·      How are we going to finance this?
·      Can I manage 2 babies?
·      Am I going to be able to return to work?
·      Who’s going to look after them to allow me to work again?
·      Is my body going to cope carrying 2 babies?
·      Are they going to be ok?

But once these thoughts and feelings were shared and people were informed of my pregnancy everyone was very happy and supportive of our future arrivals.

My pregnancy went very well and I kept fit and healthy throughout, working up to my 36th week of pregnancy.  I attended more scans than a singleton pregnancy which actually made me feel extra special as I got to see my babies developing more than most would.  I was informed that they don’t let a multiple pregnancy go past 38 weeks and as I was approaching my due date I was told that the option of an elective caesarean or natural birth, which I found it was a difficult decision to make but opted for a natural birth, with multiple pregnancies as epidural is given in case of any difficulties arising which I found to be reassuring.  I was booked to get induced and everything was progressing well but I ended up having to have an emergency caesarean – Twin 1 born at 11.22am and Twin 2 at 11.24.  Twin 2 was having problems breathing as the cord was around her neck and we didn’t see her for about 10 mins after birth but it seemed so much longer.  She was reunited with us and that was short lived to be taken to SCBU 18 hours later when the found her to be having problems co-ordinating her breathing/sucking and swallowing and there she remained for 3 days.  During this time I was in a side room with Twin 1 and found it difficult bonding with her.  We were meant to be getting discharged which was making for an uncomfortable feeling however the Midwife allowed us to stay until Twin 2 was ready to be discharged also.

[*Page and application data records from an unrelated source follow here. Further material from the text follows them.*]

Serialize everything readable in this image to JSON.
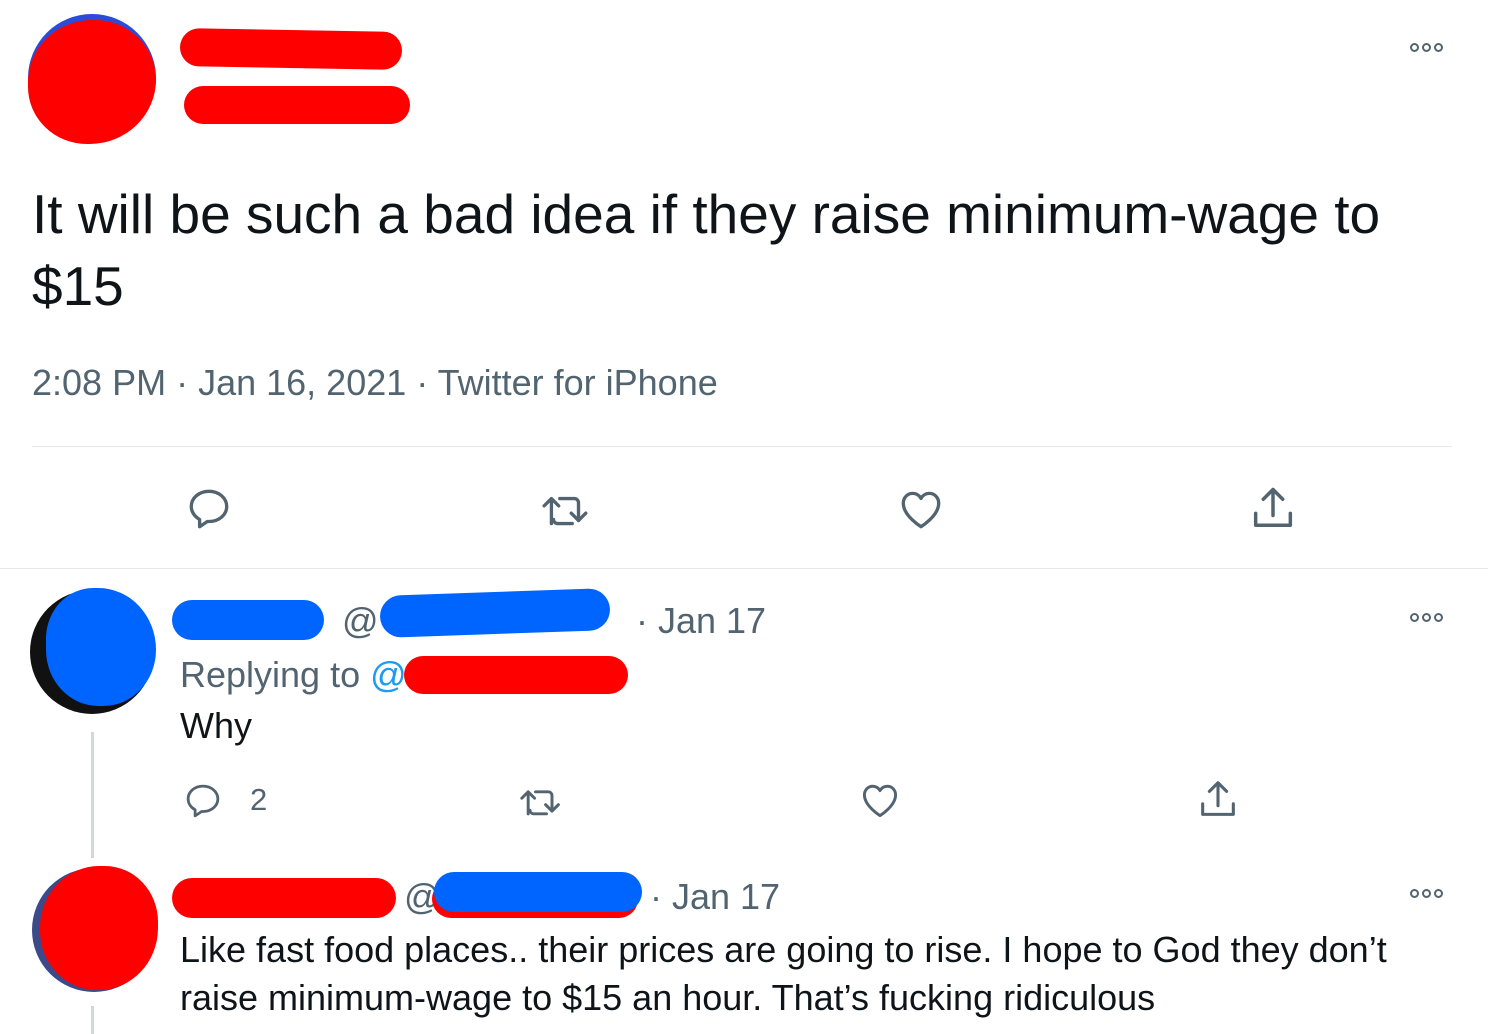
{
  "main_tweet": {
    "text": "It will be such a bad idea if they raise minimum-wage to $15",
    "time": "2:08 PM",
    "sep1": " · ",
    "date": "Jan 16, 2021",
    "sep2": " · ",
    "source": "Twitter for iPhone",
    "icons": [
      "reply-icon",
      "retweet-icon",
      "like-icon",
      "share-icon",
      "more-icon"
    ]
  },
  "reply1": {
    "at": "@",
    "date": "· Jan 17",
    "replying_to_label": "Replying to ",
    "replying_to_at": "@",
    "text": "Why",
    "reply_count": "2",
    "icons": [
      "reply-icon",
      "retweet-icon",
      "like-icon",
      "share-icon",
      "more-icon"
    ]
  },
  "reply2": {
    "at": "@",
    "date": "· Jan 17",
    "text": "Like fast food places.. their prices are going to rise. I hope to God they don’t raise minimum-wage to $15 an hour. That’s fucking ridiculous",
    "icons": [
      "more-icon"
    ]
  },
  "colors": {
    "text": "#0f1419",
    "secondary": "#536471",
    "link": "#1d9bf0",
    "divider": "#e6e9eb",
    "redaction_red": "#ff0000",
    "redaction_blue": "#0064ff"
  }
}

Once we were home my Midwife encouraged me to feed the babies on demand to which I found very tying as we didn’t know when each baby would feed and felt as though we couldn’t go out, but once we changed to a Health Visitor she suggested feeding them every four hours which worked out so much better and allowed a bit more freedom to get out and about.  I received lots of support from close family and was lucky enough to have the grandparents help every weekday which allowed me to rest knowing the twins needs were being met.

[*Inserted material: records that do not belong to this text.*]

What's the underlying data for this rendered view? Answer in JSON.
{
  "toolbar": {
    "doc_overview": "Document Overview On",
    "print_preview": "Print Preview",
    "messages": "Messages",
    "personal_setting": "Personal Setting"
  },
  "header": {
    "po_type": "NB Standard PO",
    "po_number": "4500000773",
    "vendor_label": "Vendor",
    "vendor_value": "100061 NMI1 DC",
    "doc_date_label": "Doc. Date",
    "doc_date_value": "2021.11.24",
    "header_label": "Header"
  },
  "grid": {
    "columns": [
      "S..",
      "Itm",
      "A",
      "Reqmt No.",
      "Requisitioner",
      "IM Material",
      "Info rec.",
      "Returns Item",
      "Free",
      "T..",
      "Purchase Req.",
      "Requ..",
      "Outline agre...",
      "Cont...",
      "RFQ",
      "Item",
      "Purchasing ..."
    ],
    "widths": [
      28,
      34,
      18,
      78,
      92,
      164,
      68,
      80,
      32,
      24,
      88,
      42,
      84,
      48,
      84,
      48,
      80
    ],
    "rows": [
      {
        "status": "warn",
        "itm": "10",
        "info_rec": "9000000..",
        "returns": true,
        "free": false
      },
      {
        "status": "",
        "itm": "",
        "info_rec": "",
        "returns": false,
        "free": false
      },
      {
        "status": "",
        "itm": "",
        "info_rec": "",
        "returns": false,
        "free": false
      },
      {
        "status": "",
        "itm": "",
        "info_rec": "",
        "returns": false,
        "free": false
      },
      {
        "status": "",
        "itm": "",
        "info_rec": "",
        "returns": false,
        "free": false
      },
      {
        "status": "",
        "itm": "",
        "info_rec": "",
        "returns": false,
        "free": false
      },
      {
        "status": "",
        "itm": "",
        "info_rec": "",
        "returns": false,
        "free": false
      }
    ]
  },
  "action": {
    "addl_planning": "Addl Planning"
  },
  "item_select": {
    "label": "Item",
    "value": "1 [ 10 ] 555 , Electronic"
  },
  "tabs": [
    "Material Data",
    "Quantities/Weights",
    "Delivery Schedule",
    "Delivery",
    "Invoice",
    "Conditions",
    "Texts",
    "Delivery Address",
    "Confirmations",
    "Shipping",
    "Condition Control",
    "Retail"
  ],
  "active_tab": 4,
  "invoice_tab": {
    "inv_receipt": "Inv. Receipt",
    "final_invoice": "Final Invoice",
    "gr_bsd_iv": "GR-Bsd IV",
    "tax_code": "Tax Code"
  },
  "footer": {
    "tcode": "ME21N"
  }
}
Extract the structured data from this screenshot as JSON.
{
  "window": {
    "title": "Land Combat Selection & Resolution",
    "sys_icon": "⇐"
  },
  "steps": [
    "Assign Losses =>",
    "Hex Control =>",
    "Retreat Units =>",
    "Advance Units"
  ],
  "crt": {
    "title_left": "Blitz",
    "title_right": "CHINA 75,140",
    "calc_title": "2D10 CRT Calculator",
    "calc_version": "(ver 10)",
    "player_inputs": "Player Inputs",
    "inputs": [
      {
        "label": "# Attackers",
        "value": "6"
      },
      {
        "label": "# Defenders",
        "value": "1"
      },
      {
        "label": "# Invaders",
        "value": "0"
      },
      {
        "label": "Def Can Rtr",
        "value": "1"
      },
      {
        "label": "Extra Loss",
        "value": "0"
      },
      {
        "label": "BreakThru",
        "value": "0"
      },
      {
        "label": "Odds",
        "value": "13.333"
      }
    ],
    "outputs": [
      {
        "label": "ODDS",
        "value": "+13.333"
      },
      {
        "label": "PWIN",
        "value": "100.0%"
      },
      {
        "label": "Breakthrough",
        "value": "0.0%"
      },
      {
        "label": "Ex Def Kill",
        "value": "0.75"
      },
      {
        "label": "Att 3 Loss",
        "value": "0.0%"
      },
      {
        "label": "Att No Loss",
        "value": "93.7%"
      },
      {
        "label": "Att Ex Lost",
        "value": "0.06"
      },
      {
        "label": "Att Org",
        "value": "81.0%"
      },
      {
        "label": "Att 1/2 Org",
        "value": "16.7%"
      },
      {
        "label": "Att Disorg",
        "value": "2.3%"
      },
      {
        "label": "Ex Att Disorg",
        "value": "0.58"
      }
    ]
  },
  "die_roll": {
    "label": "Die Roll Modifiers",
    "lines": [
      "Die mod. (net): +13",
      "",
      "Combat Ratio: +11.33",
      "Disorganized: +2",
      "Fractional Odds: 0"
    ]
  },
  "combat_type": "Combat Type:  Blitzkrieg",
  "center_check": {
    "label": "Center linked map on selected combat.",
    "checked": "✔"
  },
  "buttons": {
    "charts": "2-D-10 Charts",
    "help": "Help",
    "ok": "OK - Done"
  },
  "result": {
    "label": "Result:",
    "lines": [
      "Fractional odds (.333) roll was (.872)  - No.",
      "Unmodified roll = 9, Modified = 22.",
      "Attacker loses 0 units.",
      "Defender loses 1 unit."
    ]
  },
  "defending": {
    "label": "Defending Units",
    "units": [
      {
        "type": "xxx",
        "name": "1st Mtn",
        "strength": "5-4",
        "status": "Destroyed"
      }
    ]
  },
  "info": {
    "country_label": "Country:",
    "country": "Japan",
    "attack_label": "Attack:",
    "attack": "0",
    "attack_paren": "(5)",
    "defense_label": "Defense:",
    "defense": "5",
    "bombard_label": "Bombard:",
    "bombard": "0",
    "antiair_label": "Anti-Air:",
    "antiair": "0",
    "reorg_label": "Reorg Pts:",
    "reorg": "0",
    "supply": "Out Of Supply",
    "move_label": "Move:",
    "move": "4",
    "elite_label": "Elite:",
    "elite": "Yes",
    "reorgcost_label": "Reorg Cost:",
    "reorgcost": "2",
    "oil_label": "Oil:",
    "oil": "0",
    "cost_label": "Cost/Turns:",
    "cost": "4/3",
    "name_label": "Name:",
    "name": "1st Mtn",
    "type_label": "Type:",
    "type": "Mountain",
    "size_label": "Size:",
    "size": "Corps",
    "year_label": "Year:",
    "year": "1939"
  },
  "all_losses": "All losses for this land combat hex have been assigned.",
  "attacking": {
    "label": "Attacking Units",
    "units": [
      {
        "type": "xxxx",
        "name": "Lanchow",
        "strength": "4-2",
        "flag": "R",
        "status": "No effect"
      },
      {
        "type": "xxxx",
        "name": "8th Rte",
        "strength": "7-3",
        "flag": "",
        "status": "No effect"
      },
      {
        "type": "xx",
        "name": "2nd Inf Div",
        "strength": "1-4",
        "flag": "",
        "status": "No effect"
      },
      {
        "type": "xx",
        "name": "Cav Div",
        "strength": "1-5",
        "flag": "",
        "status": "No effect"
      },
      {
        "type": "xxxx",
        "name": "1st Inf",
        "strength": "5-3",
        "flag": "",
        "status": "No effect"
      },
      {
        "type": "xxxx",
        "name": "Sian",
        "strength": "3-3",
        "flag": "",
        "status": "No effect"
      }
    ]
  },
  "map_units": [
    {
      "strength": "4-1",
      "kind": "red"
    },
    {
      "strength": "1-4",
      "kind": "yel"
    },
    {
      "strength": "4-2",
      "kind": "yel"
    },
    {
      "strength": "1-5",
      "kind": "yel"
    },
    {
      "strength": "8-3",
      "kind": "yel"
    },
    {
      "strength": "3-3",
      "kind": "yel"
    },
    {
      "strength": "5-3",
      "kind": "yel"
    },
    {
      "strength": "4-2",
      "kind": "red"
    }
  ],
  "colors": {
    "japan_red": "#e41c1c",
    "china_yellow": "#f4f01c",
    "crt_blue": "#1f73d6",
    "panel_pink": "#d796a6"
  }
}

During the twins 1st year I had regular home visits from the Health Visitor which was led by myself.  I enjoyed these visits as it gave me reassurance that the twins were developing and thriving at the appropriate rate.

As they have grown up over the past 3 years they have developed different personalities.  They have different preferences of food and drink, enjoy spending time together and time apart but will look for each other after a short period of time.  Twin 2 has always been the more dominant one.  They have each other for company which I think has allowed them to be content and they settled very quickly at Pre-school.
My twins are non-identical and people will ask if they are twins so I like to keep them wearing the same clothes as I think that it is special to be a twin.  They know they are twins and will introduce themselves or each other as a twin.

Having twins always attracts the publics attention, more so when they were babies which was nice, but this can also be initially negative comments.  When I react to these comments with a positive attitude people quickly change their manner with a laugh and a smile.

By Susan Hughes



Photos By Donnie Ray Jones